→ Description of the task:
Go line by line through the entries below and copy those containing the string "dùng".

== Exercise materials

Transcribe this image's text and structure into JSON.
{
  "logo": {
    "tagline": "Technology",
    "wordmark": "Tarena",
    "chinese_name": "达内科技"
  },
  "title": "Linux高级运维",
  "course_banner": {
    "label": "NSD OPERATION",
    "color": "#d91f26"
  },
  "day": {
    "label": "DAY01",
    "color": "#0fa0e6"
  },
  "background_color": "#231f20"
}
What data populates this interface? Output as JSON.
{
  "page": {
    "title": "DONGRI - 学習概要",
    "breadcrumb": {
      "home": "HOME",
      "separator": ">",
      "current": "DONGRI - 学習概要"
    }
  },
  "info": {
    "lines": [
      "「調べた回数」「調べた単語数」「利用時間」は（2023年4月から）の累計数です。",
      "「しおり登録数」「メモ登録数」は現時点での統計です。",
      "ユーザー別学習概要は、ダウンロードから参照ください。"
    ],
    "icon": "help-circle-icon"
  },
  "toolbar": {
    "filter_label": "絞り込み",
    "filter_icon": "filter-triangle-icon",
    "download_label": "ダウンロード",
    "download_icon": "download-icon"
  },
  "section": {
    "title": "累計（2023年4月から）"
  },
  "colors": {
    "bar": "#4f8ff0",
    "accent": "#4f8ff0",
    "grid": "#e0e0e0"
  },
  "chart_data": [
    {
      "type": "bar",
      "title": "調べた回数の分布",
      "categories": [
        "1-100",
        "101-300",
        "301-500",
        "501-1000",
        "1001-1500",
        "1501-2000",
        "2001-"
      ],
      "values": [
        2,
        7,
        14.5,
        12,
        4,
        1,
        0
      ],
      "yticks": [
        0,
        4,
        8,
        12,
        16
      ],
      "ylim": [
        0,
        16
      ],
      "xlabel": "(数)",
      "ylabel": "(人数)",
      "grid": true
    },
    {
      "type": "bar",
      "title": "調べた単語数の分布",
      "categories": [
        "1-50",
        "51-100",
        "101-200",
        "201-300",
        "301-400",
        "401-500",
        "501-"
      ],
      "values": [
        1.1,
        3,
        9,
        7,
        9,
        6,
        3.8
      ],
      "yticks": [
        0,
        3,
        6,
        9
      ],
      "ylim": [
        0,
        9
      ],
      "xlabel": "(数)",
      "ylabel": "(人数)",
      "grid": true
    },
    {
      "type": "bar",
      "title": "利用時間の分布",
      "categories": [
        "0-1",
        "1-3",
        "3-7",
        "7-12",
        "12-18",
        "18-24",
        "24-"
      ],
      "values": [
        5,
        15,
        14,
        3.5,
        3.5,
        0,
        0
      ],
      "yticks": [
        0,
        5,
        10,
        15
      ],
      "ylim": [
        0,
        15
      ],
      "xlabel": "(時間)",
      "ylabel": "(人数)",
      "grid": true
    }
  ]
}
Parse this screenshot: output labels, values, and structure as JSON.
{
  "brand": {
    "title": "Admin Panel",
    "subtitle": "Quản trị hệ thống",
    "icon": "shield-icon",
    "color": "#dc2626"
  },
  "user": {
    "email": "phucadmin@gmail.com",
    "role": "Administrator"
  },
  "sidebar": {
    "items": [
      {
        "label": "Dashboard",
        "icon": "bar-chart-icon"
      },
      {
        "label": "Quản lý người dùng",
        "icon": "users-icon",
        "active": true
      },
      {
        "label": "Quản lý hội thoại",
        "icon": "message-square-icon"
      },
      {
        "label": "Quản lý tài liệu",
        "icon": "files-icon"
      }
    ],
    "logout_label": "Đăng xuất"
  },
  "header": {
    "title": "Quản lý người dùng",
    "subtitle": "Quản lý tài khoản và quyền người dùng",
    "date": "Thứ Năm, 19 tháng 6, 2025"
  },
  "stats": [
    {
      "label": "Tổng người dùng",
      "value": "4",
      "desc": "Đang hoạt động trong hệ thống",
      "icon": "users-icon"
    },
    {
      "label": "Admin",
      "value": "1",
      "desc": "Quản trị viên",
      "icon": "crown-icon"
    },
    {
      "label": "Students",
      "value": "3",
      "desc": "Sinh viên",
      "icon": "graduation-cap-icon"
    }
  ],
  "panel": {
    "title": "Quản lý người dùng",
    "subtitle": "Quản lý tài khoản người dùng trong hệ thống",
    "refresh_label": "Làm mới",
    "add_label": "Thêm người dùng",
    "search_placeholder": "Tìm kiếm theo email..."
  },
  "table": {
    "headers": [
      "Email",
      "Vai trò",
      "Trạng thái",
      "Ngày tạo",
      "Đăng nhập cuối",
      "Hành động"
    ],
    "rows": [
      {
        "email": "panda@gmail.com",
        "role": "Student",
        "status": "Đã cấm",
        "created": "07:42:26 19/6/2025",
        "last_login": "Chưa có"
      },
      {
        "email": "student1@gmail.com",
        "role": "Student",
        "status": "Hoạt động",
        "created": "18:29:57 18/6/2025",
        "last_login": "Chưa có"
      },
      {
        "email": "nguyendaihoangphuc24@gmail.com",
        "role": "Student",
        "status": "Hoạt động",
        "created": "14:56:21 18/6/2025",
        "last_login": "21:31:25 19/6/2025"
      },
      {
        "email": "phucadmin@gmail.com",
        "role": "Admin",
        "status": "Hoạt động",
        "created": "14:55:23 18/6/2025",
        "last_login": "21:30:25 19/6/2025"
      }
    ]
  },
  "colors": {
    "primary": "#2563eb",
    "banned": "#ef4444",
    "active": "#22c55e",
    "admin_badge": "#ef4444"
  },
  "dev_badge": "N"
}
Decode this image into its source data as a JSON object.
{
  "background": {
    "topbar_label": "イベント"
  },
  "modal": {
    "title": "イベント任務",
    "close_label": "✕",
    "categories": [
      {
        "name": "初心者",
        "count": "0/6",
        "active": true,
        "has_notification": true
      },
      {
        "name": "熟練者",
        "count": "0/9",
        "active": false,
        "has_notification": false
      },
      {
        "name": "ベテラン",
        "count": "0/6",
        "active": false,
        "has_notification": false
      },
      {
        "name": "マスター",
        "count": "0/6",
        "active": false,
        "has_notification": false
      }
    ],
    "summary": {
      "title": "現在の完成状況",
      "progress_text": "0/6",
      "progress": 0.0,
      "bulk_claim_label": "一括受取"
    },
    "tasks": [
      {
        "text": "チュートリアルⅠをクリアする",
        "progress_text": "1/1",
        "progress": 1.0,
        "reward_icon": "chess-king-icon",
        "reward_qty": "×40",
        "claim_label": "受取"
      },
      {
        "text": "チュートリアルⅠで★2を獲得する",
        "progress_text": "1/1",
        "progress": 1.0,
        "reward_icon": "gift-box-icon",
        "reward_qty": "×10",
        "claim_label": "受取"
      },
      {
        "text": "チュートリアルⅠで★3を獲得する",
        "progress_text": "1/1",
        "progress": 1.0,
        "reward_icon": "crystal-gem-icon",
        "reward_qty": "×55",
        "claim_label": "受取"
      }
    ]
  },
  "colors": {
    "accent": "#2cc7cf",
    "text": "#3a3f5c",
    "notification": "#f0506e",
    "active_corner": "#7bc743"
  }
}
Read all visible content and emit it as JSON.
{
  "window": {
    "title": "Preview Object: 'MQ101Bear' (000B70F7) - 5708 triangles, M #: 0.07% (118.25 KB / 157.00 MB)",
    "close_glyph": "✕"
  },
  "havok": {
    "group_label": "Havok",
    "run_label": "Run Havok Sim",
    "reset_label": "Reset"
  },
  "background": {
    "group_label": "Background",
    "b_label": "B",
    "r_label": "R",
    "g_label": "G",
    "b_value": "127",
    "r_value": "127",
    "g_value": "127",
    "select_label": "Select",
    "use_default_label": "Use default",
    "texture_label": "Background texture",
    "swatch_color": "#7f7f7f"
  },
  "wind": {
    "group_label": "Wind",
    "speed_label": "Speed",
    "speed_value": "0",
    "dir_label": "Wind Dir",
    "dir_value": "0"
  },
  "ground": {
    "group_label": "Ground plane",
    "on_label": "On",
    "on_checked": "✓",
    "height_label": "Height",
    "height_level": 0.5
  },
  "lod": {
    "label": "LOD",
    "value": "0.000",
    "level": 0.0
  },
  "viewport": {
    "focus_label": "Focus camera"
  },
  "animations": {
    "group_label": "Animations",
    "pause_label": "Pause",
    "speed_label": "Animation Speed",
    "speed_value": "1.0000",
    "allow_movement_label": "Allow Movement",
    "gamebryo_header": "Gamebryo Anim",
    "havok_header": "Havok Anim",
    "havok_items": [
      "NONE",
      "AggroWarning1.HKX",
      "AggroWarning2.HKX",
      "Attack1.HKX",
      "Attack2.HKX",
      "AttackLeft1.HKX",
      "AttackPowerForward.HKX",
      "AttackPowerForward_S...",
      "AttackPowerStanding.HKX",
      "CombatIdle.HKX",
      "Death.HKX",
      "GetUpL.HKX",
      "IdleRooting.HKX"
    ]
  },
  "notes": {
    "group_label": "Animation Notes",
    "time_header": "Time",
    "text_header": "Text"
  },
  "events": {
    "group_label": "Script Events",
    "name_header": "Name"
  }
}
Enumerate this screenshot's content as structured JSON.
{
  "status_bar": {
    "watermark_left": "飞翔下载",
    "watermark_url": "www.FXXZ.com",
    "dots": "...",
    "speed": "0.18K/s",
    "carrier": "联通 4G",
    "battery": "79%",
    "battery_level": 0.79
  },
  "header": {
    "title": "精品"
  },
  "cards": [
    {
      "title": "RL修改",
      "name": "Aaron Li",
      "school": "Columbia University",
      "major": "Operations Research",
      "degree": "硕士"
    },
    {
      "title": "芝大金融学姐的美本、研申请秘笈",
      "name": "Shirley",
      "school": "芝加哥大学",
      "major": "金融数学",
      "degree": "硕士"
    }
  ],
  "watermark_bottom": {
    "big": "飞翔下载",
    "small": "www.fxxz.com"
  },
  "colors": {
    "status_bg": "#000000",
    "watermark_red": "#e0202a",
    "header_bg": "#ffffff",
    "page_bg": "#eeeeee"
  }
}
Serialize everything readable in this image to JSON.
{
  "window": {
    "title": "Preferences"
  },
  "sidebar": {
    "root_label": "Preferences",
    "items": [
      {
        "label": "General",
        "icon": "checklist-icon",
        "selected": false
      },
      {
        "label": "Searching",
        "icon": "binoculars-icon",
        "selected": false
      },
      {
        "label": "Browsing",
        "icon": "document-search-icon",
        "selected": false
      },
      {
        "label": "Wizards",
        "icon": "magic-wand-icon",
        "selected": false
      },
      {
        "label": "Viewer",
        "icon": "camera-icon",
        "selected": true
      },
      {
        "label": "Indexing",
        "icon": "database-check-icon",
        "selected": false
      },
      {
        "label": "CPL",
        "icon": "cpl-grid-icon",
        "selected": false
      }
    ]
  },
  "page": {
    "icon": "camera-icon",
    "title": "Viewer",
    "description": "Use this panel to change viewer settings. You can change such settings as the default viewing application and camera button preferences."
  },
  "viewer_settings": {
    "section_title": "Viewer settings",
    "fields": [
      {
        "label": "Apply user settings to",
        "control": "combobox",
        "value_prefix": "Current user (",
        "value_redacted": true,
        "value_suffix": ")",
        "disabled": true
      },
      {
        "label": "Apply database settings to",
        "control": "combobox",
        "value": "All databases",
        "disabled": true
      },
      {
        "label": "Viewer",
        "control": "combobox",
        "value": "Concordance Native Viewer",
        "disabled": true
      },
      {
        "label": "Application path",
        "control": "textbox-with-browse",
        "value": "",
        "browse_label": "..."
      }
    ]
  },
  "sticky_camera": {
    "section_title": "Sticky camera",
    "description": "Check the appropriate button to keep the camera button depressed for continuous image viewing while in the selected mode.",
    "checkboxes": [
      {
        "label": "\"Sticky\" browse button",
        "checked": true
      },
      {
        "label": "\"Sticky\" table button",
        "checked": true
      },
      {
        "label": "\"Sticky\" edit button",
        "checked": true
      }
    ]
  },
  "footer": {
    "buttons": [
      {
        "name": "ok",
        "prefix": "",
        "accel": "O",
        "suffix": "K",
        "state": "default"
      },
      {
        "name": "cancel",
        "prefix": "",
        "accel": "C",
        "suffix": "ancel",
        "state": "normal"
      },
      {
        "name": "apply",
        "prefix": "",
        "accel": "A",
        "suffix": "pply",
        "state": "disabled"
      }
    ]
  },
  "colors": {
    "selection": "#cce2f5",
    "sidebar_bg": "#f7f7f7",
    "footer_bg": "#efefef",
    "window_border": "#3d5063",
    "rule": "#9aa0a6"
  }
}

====

→ Solution to this problem:
        "label": "Quản lý người dùng",
    "title": "Quản lý người dùng",
    "subtitle": "Quản lý tài khoản và quyền người dùng",
      "label": "Tổng người dùng",
    "title": "Quản lý người dùng",
    "subtitle": "Quản lý tài khoản người dùng trong hệ thống",
    "add_label": "Thêm người dùng",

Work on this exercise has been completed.